I do not mind getting up at the crack of dawn to talk to Radio Suffolk, provided I know what I am talking about.  However, I was irritated on this occasion when the presenter stated during the interview that the council had not given them a list of schools that were likely to close.   We have an agreed protocol with BBC Radio Suffolk with regard to how we communicate this sort of information and in fact the list had been sent to them in the normal way the day before.  

 It seems that all presenters cannot resist an opportunity to imitate the great interviewers such as Paxman and Humphreys and try to catch politicians out, even when they themselves are on shaky ground.

An apology was forthcoming after the event…..but only by e mail!

Tuesday, July 8, 2014

Babergh avoids worst effects of National Planning Guidelines



A recent report from the Local Government Information Unit reveals that only 14.7% of planning authorities have, for one reason or another, been able to adopt their local plan since the publication of the National Planning Guidelines.

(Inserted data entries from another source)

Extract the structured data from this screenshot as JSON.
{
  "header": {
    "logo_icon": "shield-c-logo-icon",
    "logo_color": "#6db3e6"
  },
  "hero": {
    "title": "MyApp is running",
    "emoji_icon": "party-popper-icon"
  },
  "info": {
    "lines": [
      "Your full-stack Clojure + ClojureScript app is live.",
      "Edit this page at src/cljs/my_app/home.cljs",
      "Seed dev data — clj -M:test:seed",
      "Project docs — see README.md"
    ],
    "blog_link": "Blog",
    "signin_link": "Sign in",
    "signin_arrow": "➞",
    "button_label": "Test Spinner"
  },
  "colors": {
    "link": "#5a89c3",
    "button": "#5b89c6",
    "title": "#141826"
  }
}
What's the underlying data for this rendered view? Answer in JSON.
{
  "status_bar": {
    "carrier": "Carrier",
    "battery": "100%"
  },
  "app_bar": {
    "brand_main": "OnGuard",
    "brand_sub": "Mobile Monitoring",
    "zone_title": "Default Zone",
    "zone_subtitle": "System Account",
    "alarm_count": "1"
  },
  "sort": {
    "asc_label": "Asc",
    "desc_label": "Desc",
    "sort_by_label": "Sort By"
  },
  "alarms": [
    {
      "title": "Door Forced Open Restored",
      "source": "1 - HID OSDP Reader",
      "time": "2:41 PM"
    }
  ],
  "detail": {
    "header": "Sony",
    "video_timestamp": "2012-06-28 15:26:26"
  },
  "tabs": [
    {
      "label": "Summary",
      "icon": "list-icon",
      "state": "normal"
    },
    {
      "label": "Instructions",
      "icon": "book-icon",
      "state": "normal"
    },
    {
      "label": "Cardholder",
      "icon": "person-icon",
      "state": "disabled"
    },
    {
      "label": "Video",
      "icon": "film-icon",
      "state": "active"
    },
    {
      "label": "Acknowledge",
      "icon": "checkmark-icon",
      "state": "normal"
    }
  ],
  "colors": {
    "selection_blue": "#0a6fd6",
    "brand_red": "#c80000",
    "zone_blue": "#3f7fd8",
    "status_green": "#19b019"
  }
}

Babergh is not in this position, having managed to get its plan past the Inspector last year.  This is a good thing because those authorities that do not have an adopted plan in place are particularly vulnerable to being forced to approve planning applications that are inappropriate to their local situation.  This is because the NP guidelines, which are very vague, take precedence over local considerations.

Where local authorities without adopted plans have refused planning permission, and the developer has gone on to appeal, the number of successful appeals has massively increased in percentage terms.  This means that inspectors from Bristol, who have no knowledge of local circumstances, have been able to ride roughshod over the wishes of local people.  I fear that a good deal of English countryside will be blighted by inappropriate schemes as a result, and this is a fear that is shared by the Council for the Preservation of Rural England (CPRE).

The most recent decision at Babergh that went to appeal was the decision to refuse permission for houses on the Fleetwood Caravan site in Long Melford.  I am happy to say that the decision of the planning committee was upheld on appeal.   I wonder if the result would have been the same if we had not managed to get the Local Plan adopted?

A trip to middle England.

We have spent the weekend in the Midlands, visiting a number of old friends and taking in some cultural experiences.

Angela's magic flower garden
We were in Worcestershire for the first two nights where we spent time with friends who live close to Tenbury Wells looking over the Teme Valley.  They have an astonishing herbaceous border, pictured above.

Then on to Stratford, the town where I spent much of my childhood. Stratford is a key point on the canal system since the Stratford Canal, which runs down from Birmingham. enters the River Avon at this point.  From here it is possible to sail down to the River Severn and ultimately to the sea.

There are always a few narrow boats moored in the Stratford Basin.  However, this year our arrival coincided with the annual Water Festival, when hundreds of craft congregate for a weekend of friendship and music.  The many colourful boats moored along the bank of the Recreation Ground were a fine sight.